Meanwhile, the Eastern Health Authority issued 10 businesses with prohibition orders in 2016/17, banning them from preparing, selling or transporting food until they cleaned up their act, compared with three in the previous two financial years.

Use a thermometer: 21 sickened: Campy in UK liver pate, again

Yorkshire Coast Radio reports Diversorium Ltd, the company which owns and operates the Downe Arms, a country inn hotel in Wykeham near Scarborough, has been fined £8,000 for two serious food hygiene related offences after an outbreak of Campylobacter food poisoning was traced back to contaminated chicken liver pate eaten at the hotel.

Following a prosecution by Scarborough Borough Council, Diversorium Ltd pleaded guilty at Scarborough Magistrates Court to two offences under the Food Safety and Hygiene (England) Regulations after 21 people fell ill following a Christmas party night on 17 December 2016 and a Christmas break package at the hotel during the same month.

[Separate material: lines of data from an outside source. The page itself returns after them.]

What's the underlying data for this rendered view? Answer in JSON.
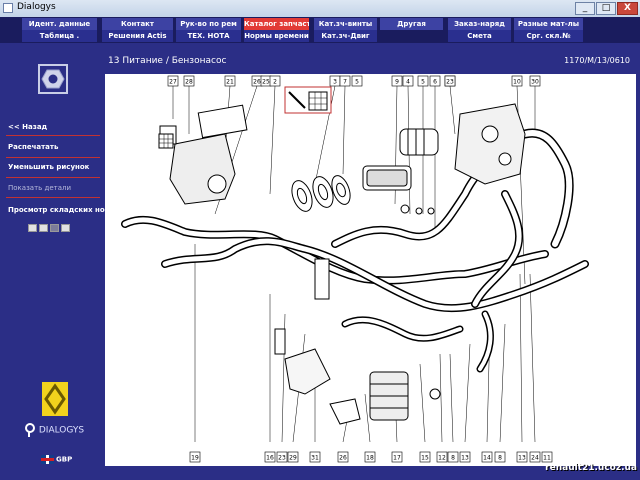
{
  "window": {
    "title": "Dialogys",
    "minimize": "_",
    "maximize": "□",
    "close": "X"
  },
  "tabs": {
    "row1": [
      "Идент. данные",
      "Контакт",
      "Рук-во по рем",
      "Каталог запчастей",
      "Кат.зч-винты",
      "Другая",
      "Заказ-наряд",
      "Разные мат-лы"
    ],
    "row2": [
      "Таблица .",
      "Решения Actis",
      "ТЕХ. НОТА",
      "Нормы времени",
      "Кат.зч-Двиг",
      "",
      "Смета",
      "Срг. скл.№"
    ],
    "selected": "Каталог запчастей"
  },
  "sidebar": {
    "back": "<< Назад",
    "print": "Распечатать",
    "zoom_out": "Уменьшить рисунок",
    "show_details": "Показать детали",
    "stock_view": "Просмотр складских но...",
    "pager": [
      "",
      "",
      "",
      ""
    ]
  },
  "brand": {
    "product": "DIALOGYS",
    "language": "GBP"
  },
  "header": {
    "title": "13 Питание / Бензонасос",
    "reference": "1170/M/13/0610"
  },
  "diagram": {
    "top_callouts": [
      "27",
      "28",
      "21",
      "26",
      "25",
      "2",
      "3",
      "7",
      "5",
      "9",
      "4",
      "5",
      "6",
      "7",
      "23",
      "10",
      "30"
    ],
    "bottom_callouts": [
      "19",
      "16",
      "23",
      "29",
      "31",
      "26",
      "18",
      "17",
      "15",
      "12",
      "8",
      "13",
      "14",
      "8",
      "13",
      "24",
      "11"
    ]
  },
  "watermark": "renault21.ucoz.ua",
  "colors": {
    "tab_selected": "#e23a36",
    "background": "#2b2e86",
    "tab_bar": "#1a1c5e"
  }
}
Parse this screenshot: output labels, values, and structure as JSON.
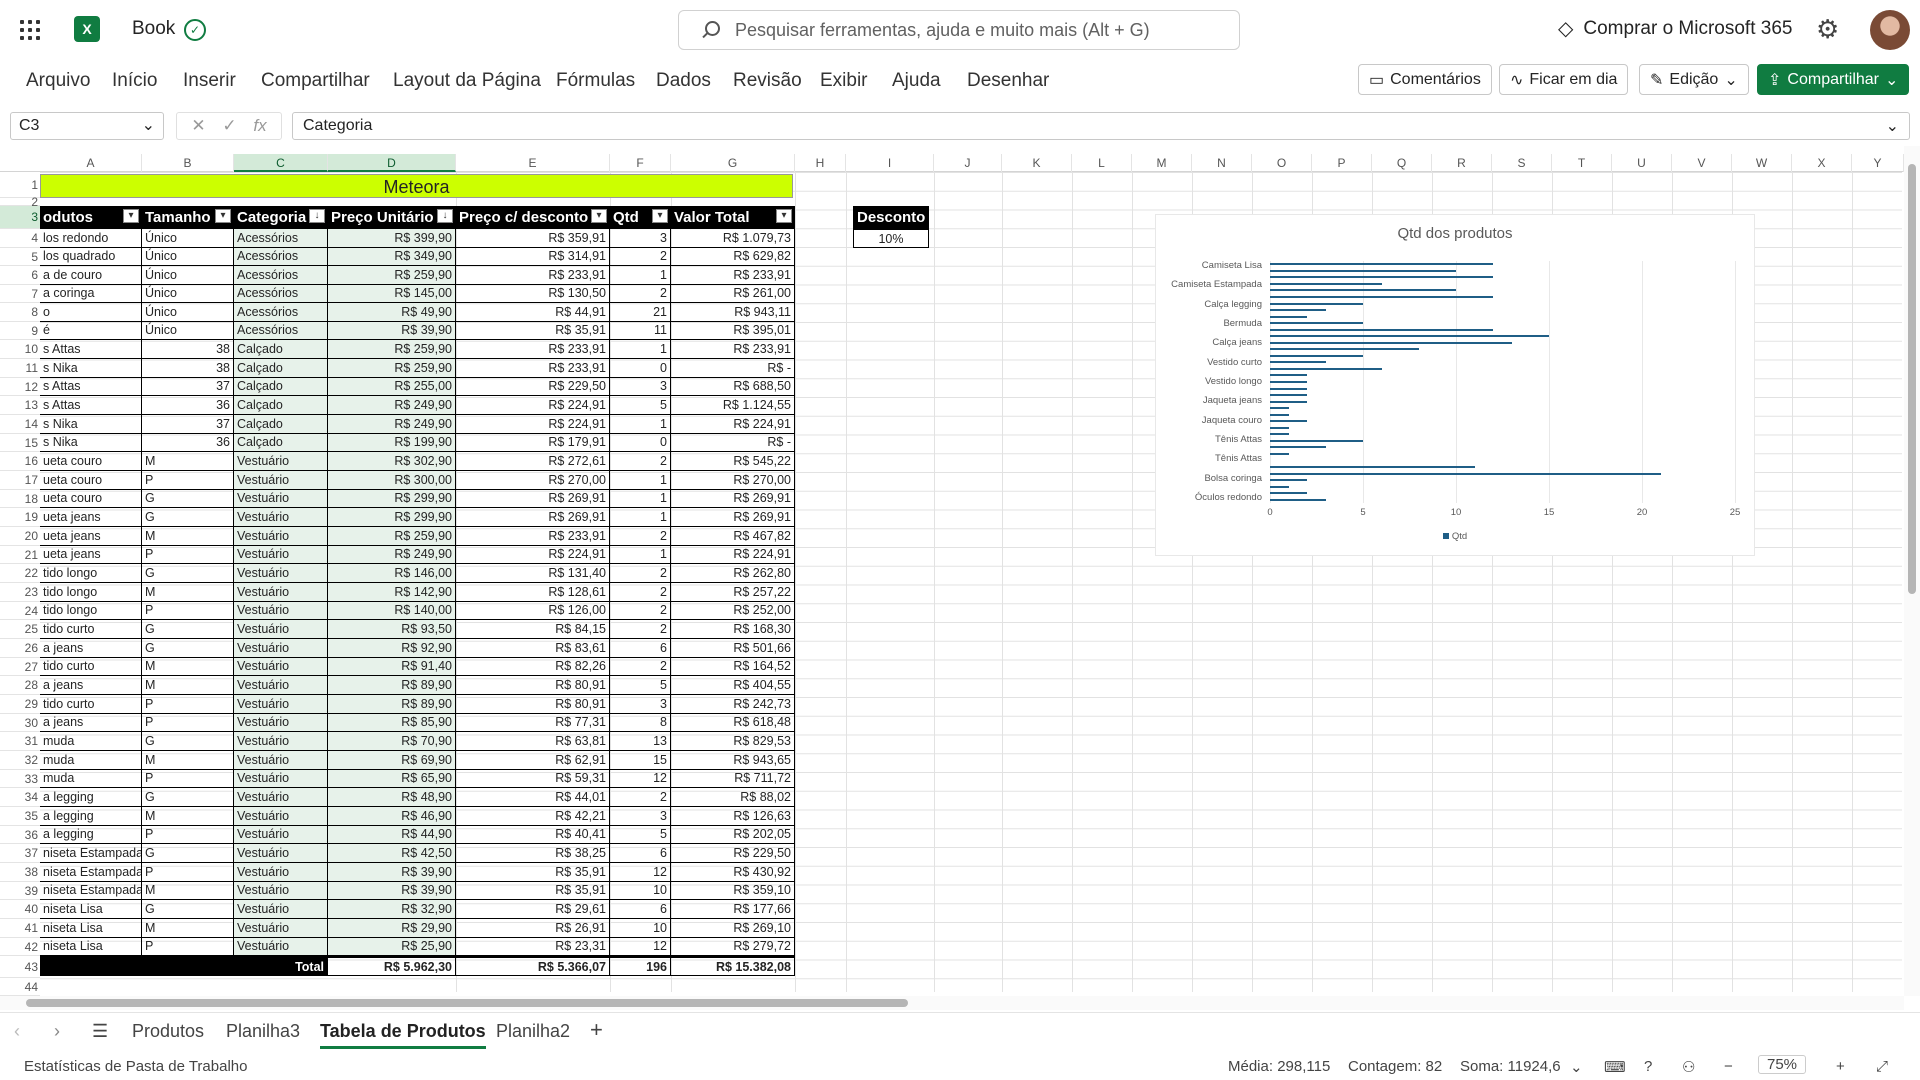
{
  "app": {
    "title": "Book",
    "search_placeholder": "Pesquisar ferramentas, ajuda e muito mais (Alt + G)",
    "buy": "Comprar o Microsoft 365"
  },
  "menu": [
    "Arquivo",
    "Início",
    "Inserir",
    "Compartilhar",
    "Layout da Página",
    "Fórmulas",
    "Dados",
    "Revisão",
    "Exibir",
    "Ajuda",
    "Desenhar"
  ],
  "ribbon_buttons": {
    "comments": "Comentários",
    "catchup": "Ficar em dia",
    "editing": "Edição",
    "share": "Compartilhar"
  },
  "formula_bar": {
    "namebox": "C3",
    "value": "Categoria"
  },
  "columns": [
    "A",
    "B",
    "C",
    "D",
    "E",
    "F",
    "G",
    "H",
    "I",
    "J",
    "K",
    "L",
    "M",
    "N",
    "O",
    "P",
    "Q",
    "R",
    "S",
    "T",
    "U",
    "V",
    "W",
    "X",
    "Y"
  ],
  "rows": [
    "1",
    "2",
    "3",
    "4",
    "5",
    "6",
    "7",
    "8",
    "9",
    "10",
    "11",
    "12",
    "13",
    "14",
    "15",
    "16",
    "17",
    "18",
    "19",
    "20",
    "21",
    "22",
    "23",
    "24",
    "25",
    "26",
    "27",
    "28",
    "29",
    "30",
    "31",
    "32",
    "33",
    "34",
    "35",
    "36",
    "37",
    "38",
    "39",
    "40",
    "41",
    "42",
    "43",
    "44"
  ],
  "sheet_title": "Meteora",
  "table_headers": [
    "odutos",
    "Tamanho",
    "Categoria",
    "Preço Unitário",
    "Preço c/ desconto",
    "Qtd",
    "Valor Total"
  ],
  "table_rows": [
    [
      "los redondo",
      "Único",
      "Acessórios",
      "R$ 399,90",
      "R$ 359,91",
      "3",
      "R$ 1.079,73"
    ],
    [
      "los quadrado",
      "Único",
      "Acessórios",
      "R$ 349,90",
      "R$ 314,91",
      "2",
      "R$ 629,82"
    ],
    [
      "a de couro",
      "Único",
      "Acessórios",
      "R$ 259,90",
      "R$ 233,91",
      "1",
      "R$ 233,91"
    ],
    [
      "a coringa",
      "Único",
      "Acessórios",
      "R$ 145,00",
      "R$ 130,50",
      "2",
      "R$ 261,00"
    ],
    [
      "o",
      "Único",
      "Acessórios",
      "R$ 49,90",
      "R$ 44,91",
      "21",
      "R$ 943,11"
    ],
    [
      "é",
      "Único",
      "Acessórios",
      "R$ 39,90",
      "R$ 35,91",
      "11",
      "R$ 395,01"
    ],
    [
      "s Attas",
      "38",
      "Calçado",
      "R$ 259,90",
      "R$ 233,91",
      "1",
      "R$ 233,91"
    ],
    [
      "s Nika",
      "38",
      "Calçado",
      "R$ 259,90",
      "R$ 233,91",
      "0",
      "R$ -"
    ],
    [
      "s Attas",
      "37",
      "Calçado",
      "R$ 255,00",
      "R$ 229,50",
      "3",
      "R$ 688,50"
    ],
    [
      "s Attas",
      "36",
      "Calçado",
      "R$ 249,90",
      "R$ 224,91",
      "5",
      "R$ 1.124,55"
    ],
    [
      "s Nika",
      "37",
      "Calçado",
      "R$ 249,90",
      "R$ 224,91",
      "1",
      "R$ 224,91"
    ],
    [
      "s Nika",
      "36",
      "Calçado",
      "R$ 199,90",
      "R$ 179,91",
      "0",
      "R$ -"
    ],
    [
      "ueta couro",
      "M",
      "Vestuário",
      "R$ 302,90",
      "R$ 272,61",
      "2",
      "R$ 545,22"
    ],
    [
      "ueta couro",
      "P",
      "Vestuário",
      "R$ 300,00",
      "R$ 270,00",
      "1",
      "R$ 270,00"
    ],
    [
      "ueta couro",
      "G",
      "Vestuário",
      "R$ 299,90",
      "R$ 269,91",
      "1",
      "R$ 269,91"
    ],
    [
      "ueta jeans",
      "G",
      "Vestuário",
      "R$ 299,90",
      "R$ 269,91",
      "1",
      "R$ 269,91"
    ],
    [
      "ueta jeans",
      "M",
      "Vestuário",
      "R$ 259,90",
      "R$ 233,91",
      "2",
      "R$ 467,82"
    ],
    [
      "ueta jeans",
      "P",
      "Vestuário",
      "R$ 249,90",
      "R$ 224,91",
      "1",
      "R$ 224,91"
    ],
    [
      "tido longo",
      "G",
      "Vestuário",
      "R$ 146,00",
      "R$ 131,40",
      "2",
      "R$ 262,80"
    ],
    [
      "tido longo",
      "M",
      "Vestuário",
      "R$ 142,90",
      "R$ 128,61",
      "2",
      "R$ 257,22"
    ],
    [
      "tido longo",
      "P",
      "Vestuário",
      "R$ 140,00",
      "R$ 126,00",
      "2",
      "R$ 252,00"
    ],
    [
      "tido curto",
      "G",
      "Vestuário",
      "R$ 93,50",
      "R$ 84,15",
      "2",
      "R$ 168,30"
    ],
    [
      "a jeans",
      "G",
      "Vestuário",
      "R$ 92,90",
      "R$ 83,61",
      "6",
      "R$ 501,66"
    ],
    [
      "tido curto",
      "M",
      "Vestuário",
      "R$ 91,40",
      "R$ 82,26",
      "2",
      "R$ 164,52"
    ],
    [
      "a jeans",
      "M",
      "Vestuário",
      "R$ 89,90",
      "R$ 80,91",
      "5",
      "R$ 404,55"
    ],
    [
      "tido curto",
      "P",
      "Vestuário",
      "R$ 89,90",
      "R$ 80,91",
      "3",
      "R$ 242,73"
    ],
    [
      "a jeans",
      "P",
      "Vestuário",
      "R$ 85,90",
      "R$ 77,31",
      "8",
      "R$ 618,48"
    ],
    [
      "muda",
      "G",
      "Vestuário",
      "R$ 70,90",
      "R$ 63,81",
      "13",
      "R$ 829,53"
    ],
    [
      "muda",
      "M",
      "Vestuário",
      "R$ 69,90",
      "R$ 62,91",
      "15",
      "R$ 943,65"
    ],
    [
      "muda",
      "P",
      "Vestuário",
      "R$ 65,90",
      "R$ 59,31",
      "12",
      "R$ 711,72"
    ],
    [
      "a legging",
      "G",
      "Vestuário",
      "R$ 48,90",
      "R$ 44,01",
      "2",
      "R$ 88,02"
    ],
    [
      "a legging",
      "M",
      "Vestuário",
      "R$ 46,90",
      "R$ 42,21",
      "3",
      "R$ 126,63"
    ],
    [
      "a legging",
      "P",
      "Vestuário",
      "R$ 44,90",
      "R$ 40,41",
      "5",
      "R$ 202,05"
    ],
    [
      "niseta Estampada",
      "G",
      "Vestuário",
      "R$ 42,50",
      "R$ 38,25",
      "6",
      "R$ 229,50"
    ],
    [
      "niseta Estampada",
      "P",
      "Vestuário",
      "R$ 39,90",
      "R$ 35,91",
      "12",
      "R$ 430,92"
    ],
    [
      "niseta Estampada",
      "M",
      "Vestuário",
      "R$ 39,90",
      "R$ 35,91",
      "10",
      "R$ 359,10"
    ],
    [
      "niseta Lisa",
      "G",
      "Vestuário",
      "R$ 32,90",
      "R$ 29,61",
      "6",
      "R$ 177,66"
    ],
    [
      "niseta Lisa",
      "M",
      "Vestuário",
      "R$ 29,90",
      "R$ 26,91",
      "10",
      "R$ 269,10"
    ],
    [
      "niseta Lisa",
      "P",
      "Vestuário",
      "R$ 25,90",
      "R$ 23,31",
      "12",
      "R$ 279,72"
    ]
  ],
  "total_row": {
    "label": "Total",
    "preco": "R$ 5.962,30",
    "desconto": "R$ 5.366,07",
    "qtd": "196",
    "valor": "R$ 15.382,08"
  },
  "desconto": {
    "label": "Desconto",
    "value": "10%"
  },
  "chart_data": {
    "type": "bar",
    "orientation": "horizontal",
    "title": "Qtd dos produtos",
    "category_labels_shown": [
      "Camiseta Lisa",
      "Camiseta Estampada",
      "Calça legging",
      "Bermuda",
      "Calça jeans",
      "Vestido curto",
      "Vestido longo",
      "Jaqueta jeans",
      "Jaqueta couro",
      "Tênis Attas",
      "Tênis Attas",
      "Bolsa coringa",
      "Óculos redondo"
    ],
    "series": [
      {
        "name": "Qtd",
        "values": [
          12,
          10,
          12,
          6,
          10,
          12,
          5,
          3,
          2,
          5,
          12,
          15,
          13,
          8,
          5,
          3,
          6,
          2,
          2,
          2,
          2,
          2,
          1,
          1,
          2,
          1,
          1,
          5,
          3,
          1,
          0,
          11,
          21,
          2,
          1,
          2,
          3
        ]
      }
    ],
    "xlim": [
      0,
      25
    ],
    "xticks": [
      "0",
      "5",
      "10",
      "15",
      "20",
      "25"
    ],
    "legend": "bottom"
  },
  "sheet_tabs": [
    "Produtos",
    "Planilha3",
    "Tabela de Produtos",
    "Planilha2"
  ],
  "active_tab": "Tabela de Produtos",
  "status": {
    "left": "Estatísticas de Pasta de Trabalho",
    "media": "Média: 298,115",
    "contagem": "Contagem: 82",
    "soma": "Soma: 11924,6",
    "zoom": "75%"
  }
}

The court ruled that fines of £5,000 and £3000 respectively should be paid for the offences. The company was also ordered to pay the council £2170 in costs.

The council’s Environmental Health team received complaints from those affected by the food poisoning and during the subsequent investigation it was apparent that there were a number of issues which were not consistent with good hygiene practices and food safety management records were incomplete. In particular, the process for preparing the chicken liver pate had not been validated by appropriate temperature monitoring and recording, and food safety was not being managed effectively. The extensive investigation, carried out in conjunction with Public Health England, concluded that the pate was the most probable cause of the illness. The business was subsequently marked down to a food hygiene rating of 1 (major improvement necessary).

Hospitals should watch their litigation backside if growing their own produce with no safety talk

I’m not Debbie Downer, but I am Dougie Downer and never get invited to dinner.

This idea has risk written all over it.

Sarah Toy of USA Today writes that high atop the roof of a Boston hospital power plant in the middle of the city, you’ll find something unexpected: A 7,000-square-foot oasis with a lush carpet of green, rows upon rows of mesclun, kale, rainbow chard and a sea of plump green and red tomatoes.

Sounds good, has all the buzzwords except the one that I and anyone serving meals to immunocompromised people in hospitals should care about: microbiologically safe.

“There is an increasing trend in hospital farms,” said Stacia Clinton, the national program director for Health Care Without Harm’s Healthy Food in Health Care program, which advises hospitals on ways to provide sustainable and nutritious food. “There’s a greater demand now for people to know where their food is coming from, and hospitals are looking for ways to connect people to their food more directly.”

No mention of produce food safety.

If it’s growing on roofs, birds –Salmonella and Campylobacter factories – are crapping on the stuff, and washing does almost nothing.